Members of Parliament yesterday criticised the government for setting too many budget priorities for the coming financial year, saying this would not help promote economic growth in the country.
They were reacting to the 12 priorities outlined in a manual for preparing government plan and expenditure for the coming financial year tabled at the MPs seminar in Dar es Salaam by Finance Minister, Mustapha Mkulo indicating 11,970.4bn/- as pre- budget estimates for the coming financial year.
The legislators expressed concern that the outlined priorities were too many to be efficiently implemented given the current state of the economy.
The priority areas are education, agriculture, livestock and fisheries, energy, infrastructure development and industrial development.
Others are health, water, lands, housing and settlements, human resource development, science and technology, financial services and cross cutting issues.

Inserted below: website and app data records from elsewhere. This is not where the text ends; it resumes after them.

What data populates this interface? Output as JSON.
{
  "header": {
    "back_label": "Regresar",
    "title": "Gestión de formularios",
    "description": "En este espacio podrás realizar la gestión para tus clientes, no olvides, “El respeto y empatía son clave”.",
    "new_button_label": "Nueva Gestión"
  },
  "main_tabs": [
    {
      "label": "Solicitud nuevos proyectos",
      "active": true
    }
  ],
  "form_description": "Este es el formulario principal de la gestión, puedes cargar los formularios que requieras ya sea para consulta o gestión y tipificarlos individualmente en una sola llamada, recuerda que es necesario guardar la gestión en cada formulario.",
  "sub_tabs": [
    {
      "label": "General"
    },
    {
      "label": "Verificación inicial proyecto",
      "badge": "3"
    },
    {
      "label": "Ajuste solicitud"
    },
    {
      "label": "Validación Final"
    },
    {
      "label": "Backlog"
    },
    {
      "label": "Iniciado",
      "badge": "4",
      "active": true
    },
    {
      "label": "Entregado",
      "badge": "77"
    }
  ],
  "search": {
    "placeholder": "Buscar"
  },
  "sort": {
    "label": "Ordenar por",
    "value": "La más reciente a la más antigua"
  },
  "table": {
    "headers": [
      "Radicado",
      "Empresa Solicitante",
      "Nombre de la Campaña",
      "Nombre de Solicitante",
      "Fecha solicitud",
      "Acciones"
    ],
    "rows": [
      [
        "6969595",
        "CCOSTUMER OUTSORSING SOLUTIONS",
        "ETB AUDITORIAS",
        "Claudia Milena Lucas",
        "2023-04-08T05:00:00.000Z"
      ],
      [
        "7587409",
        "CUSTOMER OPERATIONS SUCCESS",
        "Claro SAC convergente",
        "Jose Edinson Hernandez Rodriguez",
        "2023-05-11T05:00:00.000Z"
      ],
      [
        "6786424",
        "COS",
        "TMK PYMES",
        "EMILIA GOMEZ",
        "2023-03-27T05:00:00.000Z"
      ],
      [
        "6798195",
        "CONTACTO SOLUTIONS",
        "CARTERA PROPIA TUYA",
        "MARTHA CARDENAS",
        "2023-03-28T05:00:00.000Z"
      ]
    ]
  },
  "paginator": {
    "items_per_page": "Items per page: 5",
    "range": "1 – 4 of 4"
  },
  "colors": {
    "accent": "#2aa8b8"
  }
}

Bariadi West Member of Parliament Andrew Chenge (CCM) said the government should select a few priorities which will be included in the five-year strategic development plan to make an impact on the economy.
“It is not that other priorities are of less importance, but the government should focus on areas which will promote growth of the economy,” he said.
Chenge proposed the priorities as infrastructure, water, education, agriculture and health.
Wawi legislator Hamad Rashid (CUF) said the budget priorities outlined do not correspond with the five-year strategic development plan (2011/12-2015/2016).
He called on the government to be focused in selecting priorities which would help to boost the country’s economy, recommending education, energy, agriculture and infrastructure as crucial economic drivers.
Rashid however, stressed discipline in decision making by holding accountable government officials who fail to implement government decisions.
A Member of Parliament for Ilala, Mussa Zungu (CCM) said the government should direct agricultural efforts to regions which receive sufficient rains to produce enough food for internal consumption and a surplus to sell outside the country.
“Currently, ‘Kilimo Kwanza’ is about power tillers …this is a plan for a few people …there are so many things to be done for the realisation of the initiative including investing in irrigation …the problem is not rain, it is about water management,” Zungu insisted.
Singida East MP Tundu Lissu (Chadema) said the budget priorities were not effectively implemented, citing last year’s budget for education whereby only 30bn/- out of 55bn/- was set aside for secondary and primary schools.
Nzega Member of Parliament Dr Hamis Kigwangwalla (CCM) said priorities should not exceed five for the country to build a self reliant economy.
He said the first priority should be stabilising energy followed by improvement of port infrastructure. The third priority should be boosting agriculture by investing in irrigation rather than power tillers and tractors.
The legislator for Mbozi –West Godfrey Zambi (CCM) said the budget plan should take into account the promises made by the president during the election campaigns such as provision of water, roads and energy to maintain public trust.
He also noted that the budget should consider the Abuja declaration on health that the budget should be 15 per cent and Maputo declaration which requires member countries to set aside 10 per cent of the budget for agriculture and one per cent for human resources development.
Meanwhile, Minister Mkulo told the MPs that there will be a deficit of 510,417m/- in this year’s budget (2010/11) according to a government review.
He also said there will be an increase of 180,000m/- comprising salaries for the 9,226 newly employed secondary school and college teachers and salary increases for other public servants.
Mkulo said the government will be forced to slash the government expenditure budget by 510,417m/- to close the gap, explaining that 272,000m/- will be recovered from various charges of the Consolidated Fund and interest payments, while 238,417m/- will be deducted from various votes.